Records from a dataset:
________

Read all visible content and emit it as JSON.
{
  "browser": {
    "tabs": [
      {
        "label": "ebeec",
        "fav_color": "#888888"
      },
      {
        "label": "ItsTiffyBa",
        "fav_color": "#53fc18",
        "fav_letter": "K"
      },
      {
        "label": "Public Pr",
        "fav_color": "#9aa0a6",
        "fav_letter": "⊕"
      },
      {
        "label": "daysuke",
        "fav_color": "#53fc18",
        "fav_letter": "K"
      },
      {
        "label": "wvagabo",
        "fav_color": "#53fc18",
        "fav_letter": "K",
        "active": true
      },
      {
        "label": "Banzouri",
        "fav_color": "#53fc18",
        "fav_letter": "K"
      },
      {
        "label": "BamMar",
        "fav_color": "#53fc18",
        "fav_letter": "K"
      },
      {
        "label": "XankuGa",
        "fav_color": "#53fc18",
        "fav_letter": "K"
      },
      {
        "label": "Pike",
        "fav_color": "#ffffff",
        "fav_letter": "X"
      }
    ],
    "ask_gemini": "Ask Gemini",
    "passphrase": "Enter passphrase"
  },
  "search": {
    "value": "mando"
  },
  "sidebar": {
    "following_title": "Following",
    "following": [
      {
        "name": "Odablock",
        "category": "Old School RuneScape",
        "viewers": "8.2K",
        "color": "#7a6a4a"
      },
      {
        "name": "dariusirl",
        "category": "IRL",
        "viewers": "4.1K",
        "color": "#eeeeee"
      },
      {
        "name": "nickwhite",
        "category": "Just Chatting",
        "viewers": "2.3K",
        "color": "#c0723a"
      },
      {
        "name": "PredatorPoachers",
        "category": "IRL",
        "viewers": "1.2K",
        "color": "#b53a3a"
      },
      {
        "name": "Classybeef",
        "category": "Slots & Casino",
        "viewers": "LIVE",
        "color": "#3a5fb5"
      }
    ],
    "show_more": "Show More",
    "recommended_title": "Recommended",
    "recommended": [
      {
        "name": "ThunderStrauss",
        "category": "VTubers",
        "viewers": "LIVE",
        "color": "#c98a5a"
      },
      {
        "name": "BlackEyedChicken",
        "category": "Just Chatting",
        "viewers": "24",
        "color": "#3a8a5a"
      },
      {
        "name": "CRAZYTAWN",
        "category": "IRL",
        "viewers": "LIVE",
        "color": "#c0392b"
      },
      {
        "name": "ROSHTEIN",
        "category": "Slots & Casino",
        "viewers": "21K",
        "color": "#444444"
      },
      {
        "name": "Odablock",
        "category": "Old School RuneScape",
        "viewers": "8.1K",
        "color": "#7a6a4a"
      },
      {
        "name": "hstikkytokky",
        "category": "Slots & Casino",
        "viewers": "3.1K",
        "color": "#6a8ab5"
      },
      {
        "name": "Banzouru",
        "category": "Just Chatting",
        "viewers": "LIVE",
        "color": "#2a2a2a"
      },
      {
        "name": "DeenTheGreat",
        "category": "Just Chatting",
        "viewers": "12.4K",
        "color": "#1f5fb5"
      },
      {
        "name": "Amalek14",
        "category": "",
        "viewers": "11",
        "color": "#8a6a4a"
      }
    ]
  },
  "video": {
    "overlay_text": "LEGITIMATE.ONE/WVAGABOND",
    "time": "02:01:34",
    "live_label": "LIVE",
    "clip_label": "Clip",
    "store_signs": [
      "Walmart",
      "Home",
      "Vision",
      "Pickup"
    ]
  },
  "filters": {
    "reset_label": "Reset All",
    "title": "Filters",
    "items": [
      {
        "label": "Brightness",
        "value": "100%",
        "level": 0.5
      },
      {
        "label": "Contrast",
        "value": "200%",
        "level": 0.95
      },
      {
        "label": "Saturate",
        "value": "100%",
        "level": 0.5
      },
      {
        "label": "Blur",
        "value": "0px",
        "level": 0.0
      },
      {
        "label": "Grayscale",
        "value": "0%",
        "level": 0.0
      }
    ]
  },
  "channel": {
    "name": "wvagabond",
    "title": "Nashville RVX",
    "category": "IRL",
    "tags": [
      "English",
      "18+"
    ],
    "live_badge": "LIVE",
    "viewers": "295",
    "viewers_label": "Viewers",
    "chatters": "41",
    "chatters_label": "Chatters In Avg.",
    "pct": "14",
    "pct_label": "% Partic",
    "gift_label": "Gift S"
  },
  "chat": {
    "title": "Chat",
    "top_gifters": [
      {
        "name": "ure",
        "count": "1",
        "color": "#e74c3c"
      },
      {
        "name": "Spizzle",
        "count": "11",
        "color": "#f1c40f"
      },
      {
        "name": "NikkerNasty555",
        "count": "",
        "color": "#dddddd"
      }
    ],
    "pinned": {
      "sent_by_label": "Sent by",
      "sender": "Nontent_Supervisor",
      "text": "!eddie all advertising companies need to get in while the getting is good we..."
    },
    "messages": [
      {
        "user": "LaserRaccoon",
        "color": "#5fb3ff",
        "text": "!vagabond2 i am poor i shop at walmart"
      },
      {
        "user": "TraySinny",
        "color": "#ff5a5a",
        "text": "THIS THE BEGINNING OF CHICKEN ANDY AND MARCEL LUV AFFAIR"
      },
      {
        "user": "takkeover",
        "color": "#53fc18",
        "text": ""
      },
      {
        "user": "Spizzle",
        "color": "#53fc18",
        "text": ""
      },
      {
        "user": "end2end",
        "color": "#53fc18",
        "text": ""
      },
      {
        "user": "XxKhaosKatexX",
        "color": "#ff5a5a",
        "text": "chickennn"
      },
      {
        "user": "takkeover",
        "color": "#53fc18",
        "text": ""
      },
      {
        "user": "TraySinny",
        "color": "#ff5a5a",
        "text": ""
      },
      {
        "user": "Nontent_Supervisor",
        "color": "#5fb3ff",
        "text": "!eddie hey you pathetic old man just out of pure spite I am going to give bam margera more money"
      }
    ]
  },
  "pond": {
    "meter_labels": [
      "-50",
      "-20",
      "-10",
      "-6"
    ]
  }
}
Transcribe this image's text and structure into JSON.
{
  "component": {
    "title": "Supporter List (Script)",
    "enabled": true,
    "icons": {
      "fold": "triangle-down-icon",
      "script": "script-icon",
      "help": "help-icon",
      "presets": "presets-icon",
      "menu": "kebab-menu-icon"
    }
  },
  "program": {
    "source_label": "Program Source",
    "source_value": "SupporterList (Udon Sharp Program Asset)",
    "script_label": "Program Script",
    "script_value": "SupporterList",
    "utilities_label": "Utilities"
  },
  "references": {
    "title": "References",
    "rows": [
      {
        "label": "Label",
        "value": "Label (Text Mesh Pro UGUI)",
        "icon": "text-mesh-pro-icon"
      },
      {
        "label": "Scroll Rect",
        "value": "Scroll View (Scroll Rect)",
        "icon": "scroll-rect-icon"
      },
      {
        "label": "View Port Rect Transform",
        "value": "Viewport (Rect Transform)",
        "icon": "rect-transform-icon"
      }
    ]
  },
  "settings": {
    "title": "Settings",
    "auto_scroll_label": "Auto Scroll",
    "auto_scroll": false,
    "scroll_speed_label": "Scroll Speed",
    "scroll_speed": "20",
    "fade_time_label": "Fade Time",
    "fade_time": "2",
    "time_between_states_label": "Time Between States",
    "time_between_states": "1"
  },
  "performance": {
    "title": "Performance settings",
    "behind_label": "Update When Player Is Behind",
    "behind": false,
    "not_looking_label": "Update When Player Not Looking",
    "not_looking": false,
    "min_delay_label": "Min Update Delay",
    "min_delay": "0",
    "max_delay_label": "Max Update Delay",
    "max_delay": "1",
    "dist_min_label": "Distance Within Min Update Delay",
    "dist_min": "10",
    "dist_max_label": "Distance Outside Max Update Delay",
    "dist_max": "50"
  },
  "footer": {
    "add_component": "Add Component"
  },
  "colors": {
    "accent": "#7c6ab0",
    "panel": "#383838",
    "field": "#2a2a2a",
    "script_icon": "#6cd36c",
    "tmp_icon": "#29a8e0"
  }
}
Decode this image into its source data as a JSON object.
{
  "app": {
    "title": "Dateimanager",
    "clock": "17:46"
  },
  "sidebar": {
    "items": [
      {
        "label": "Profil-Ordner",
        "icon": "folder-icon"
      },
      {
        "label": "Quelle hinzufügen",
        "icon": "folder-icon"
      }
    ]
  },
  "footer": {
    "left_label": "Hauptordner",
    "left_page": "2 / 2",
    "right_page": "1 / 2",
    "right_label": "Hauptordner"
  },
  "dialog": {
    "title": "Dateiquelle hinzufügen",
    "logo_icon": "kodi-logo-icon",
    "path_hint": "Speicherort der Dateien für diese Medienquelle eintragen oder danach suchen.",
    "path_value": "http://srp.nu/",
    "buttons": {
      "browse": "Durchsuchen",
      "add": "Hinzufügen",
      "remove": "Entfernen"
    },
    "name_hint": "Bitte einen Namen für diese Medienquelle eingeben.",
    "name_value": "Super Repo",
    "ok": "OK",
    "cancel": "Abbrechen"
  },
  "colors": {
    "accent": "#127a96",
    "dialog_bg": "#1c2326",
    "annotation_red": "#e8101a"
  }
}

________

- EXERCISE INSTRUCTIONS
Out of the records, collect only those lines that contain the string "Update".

- TASK RESPONSE
    "behind_label": "Update When Player Is Behind",
    "not_looking_label": "Update When Player Not Looking",
    "min_delay_label": "Min Update Delay",
    "max_delay_label": "Max Update Delay",
    "dist_min_label": "Distance Within Min Update Delay",
    "dist_max_label": "Distance Outside Max Update Delay",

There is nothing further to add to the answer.